Line broadening refers to the phenomena where spectral emission lines are seen at wavelengths other than the predicted wavelengths of transitions of the electrons in the atom. This can be caused by a number of factors, namely
Natural Line BroadeningEdit
Natural line broadening is always present, but can only be observed when Doppler and collisional broadening is not present
Doppler Line BroadeningEdit

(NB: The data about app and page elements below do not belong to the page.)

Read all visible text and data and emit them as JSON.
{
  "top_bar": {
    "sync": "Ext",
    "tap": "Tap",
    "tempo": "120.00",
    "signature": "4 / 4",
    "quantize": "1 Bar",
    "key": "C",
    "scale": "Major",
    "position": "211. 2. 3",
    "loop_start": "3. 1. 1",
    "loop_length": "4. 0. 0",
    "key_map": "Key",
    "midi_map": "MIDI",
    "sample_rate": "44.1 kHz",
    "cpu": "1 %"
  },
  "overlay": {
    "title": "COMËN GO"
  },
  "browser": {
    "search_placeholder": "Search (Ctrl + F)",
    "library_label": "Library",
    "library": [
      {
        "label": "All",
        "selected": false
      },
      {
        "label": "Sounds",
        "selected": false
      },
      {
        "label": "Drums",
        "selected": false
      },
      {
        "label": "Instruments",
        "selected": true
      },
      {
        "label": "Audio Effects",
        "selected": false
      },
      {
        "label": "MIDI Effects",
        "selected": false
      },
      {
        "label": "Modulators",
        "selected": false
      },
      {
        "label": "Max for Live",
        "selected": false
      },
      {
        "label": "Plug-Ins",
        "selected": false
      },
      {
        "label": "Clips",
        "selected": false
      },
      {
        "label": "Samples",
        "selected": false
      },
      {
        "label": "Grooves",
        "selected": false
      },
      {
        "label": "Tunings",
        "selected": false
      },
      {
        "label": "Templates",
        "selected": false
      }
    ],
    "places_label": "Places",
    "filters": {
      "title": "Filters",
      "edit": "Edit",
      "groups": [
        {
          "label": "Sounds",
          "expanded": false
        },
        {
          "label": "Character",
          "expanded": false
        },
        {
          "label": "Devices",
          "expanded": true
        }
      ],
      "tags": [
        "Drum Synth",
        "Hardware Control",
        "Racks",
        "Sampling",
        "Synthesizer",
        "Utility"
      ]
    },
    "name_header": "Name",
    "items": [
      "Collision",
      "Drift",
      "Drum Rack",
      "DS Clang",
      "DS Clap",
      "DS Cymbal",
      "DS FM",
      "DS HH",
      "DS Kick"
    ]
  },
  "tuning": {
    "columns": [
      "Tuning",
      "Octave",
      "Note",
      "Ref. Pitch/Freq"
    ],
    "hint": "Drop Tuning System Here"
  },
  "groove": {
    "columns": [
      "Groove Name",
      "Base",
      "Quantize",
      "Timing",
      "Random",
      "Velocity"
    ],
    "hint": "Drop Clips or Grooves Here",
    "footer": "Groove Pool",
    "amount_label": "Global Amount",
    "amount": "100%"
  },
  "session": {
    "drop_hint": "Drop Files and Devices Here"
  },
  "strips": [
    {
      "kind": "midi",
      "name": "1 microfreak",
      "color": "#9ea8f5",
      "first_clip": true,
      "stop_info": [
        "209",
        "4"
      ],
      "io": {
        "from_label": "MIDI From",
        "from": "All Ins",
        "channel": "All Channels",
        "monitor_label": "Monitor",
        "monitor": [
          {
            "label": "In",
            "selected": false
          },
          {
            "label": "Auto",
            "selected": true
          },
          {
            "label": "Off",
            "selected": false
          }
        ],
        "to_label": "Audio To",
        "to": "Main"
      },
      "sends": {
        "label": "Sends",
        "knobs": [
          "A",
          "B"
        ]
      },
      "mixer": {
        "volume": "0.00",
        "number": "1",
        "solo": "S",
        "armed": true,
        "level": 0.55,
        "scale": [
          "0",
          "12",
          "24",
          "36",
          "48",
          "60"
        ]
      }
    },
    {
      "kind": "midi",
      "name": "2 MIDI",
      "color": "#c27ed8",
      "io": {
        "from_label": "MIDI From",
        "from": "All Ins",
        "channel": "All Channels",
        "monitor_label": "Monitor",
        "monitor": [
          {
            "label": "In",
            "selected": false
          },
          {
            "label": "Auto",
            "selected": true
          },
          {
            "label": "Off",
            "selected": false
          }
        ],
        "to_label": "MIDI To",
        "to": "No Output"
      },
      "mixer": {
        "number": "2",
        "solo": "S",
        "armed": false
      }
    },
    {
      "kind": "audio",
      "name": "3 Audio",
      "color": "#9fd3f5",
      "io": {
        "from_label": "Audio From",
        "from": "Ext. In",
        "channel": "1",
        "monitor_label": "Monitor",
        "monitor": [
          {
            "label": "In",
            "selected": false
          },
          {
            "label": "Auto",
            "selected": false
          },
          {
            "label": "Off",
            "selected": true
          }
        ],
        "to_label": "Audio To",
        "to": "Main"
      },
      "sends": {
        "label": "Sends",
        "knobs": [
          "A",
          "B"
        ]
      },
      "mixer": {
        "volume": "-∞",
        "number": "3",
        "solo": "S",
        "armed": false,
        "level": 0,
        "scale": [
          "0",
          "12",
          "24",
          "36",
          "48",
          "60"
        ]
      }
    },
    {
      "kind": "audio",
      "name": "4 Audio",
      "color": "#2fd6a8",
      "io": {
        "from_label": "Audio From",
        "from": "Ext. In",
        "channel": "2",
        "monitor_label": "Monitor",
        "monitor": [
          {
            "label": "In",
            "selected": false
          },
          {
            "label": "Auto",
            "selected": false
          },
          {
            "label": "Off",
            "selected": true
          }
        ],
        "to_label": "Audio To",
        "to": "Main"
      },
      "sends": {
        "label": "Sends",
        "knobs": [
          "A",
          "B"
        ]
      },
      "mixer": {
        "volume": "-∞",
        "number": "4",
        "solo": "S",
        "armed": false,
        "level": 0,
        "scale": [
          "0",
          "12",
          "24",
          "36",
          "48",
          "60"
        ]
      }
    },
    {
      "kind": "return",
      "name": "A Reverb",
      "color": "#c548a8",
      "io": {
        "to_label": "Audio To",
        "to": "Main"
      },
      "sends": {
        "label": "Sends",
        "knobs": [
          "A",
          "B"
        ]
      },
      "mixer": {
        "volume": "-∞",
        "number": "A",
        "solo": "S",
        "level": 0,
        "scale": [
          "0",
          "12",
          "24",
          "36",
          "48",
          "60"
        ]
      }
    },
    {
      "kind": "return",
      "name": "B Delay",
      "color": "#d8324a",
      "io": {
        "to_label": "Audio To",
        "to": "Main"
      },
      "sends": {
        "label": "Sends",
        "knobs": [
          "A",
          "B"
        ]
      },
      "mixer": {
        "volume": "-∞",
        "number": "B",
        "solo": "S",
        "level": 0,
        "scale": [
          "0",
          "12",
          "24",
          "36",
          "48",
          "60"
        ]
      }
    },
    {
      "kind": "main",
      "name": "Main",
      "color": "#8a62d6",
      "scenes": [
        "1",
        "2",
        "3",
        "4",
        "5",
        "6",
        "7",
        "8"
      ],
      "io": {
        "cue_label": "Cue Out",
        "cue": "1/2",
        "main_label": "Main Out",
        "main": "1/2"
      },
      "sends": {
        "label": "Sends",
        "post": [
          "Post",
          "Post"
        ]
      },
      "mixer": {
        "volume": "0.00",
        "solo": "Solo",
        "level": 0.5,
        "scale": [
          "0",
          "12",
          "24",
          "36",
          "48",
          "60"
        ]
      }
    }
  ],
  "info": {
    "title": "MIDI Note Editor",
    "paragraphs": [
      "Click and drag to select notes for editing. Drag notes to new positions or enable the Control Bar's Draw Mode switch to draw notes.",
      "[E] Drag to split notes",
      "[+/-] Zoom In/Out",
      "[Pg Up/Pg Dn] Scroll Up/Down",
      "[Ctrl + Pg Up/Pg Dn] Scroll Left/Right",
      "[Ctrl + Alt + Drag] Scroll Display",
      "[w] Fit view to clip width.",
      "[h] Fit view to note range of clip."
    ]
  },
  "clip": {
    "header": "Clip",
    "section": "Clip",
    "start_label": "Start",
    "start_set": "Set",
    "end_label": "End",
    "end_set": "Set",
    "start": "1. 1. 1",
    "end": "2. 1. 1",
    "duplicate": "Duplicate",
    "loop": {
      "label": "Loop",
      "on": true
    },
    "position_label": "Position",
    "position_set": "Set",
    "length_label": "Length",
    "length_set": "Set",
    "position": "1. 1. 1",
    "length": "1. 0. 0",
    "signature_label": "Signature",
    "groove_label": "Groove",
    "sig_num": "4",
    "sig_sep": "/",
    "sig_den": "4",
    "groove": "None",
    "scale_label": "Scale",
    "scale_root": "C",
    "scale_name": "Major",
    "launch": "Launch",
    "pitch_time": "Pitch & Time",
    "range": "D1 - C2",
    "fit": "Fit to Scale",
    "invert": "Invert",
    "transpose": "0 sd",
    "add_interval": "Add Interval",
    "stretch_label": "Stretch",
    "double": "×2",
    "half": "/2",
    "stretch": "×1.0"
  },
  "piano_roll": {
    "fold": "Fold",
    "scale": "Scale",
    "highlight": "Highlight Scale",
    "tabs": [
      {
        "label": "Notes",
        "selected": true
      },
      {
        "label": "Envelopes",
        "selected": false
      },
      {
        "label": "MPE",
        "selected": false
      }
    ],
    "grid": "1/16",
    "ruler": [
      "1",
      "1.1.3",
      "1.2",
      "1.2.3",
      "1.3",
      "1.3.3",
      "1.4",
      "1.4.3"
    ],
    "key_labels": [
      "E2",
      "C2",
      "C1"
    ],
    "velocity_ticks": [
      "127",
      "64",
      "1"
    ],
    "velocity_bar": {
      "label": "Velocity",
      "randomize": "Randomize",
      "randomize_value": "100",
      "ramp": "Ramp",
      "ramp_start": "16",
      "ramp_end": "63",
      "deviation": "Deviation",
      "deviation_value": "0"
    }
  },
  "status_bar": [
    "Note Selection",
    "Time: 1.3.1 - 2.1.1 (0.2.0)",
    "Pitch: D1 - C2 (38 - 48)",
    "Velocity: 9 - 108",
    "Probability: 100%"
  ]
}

Doppler line broadening is caused when the gas particles in question is moving relative to the light source. This is caused mainly by random motions linked to the temperature of the gas. As such, it can be observed in gas with high temperature but low pressure. Broadening happens because when they are moving apart relatively, the gas sees a redshifted light, which means that a shorter wavelength light can also be absorbed by the gas. The opposite is true when the gas particle and the light source are moving towards each other relatively. A longer wavelength light is blueshifted and has the possibility to be absorbed.
Collisional Line BroadeningEdit
Collisional line broadening occurs when gas particles bump into one another and distort their energy levels. This can be seen in gasses of high pressure and high temperature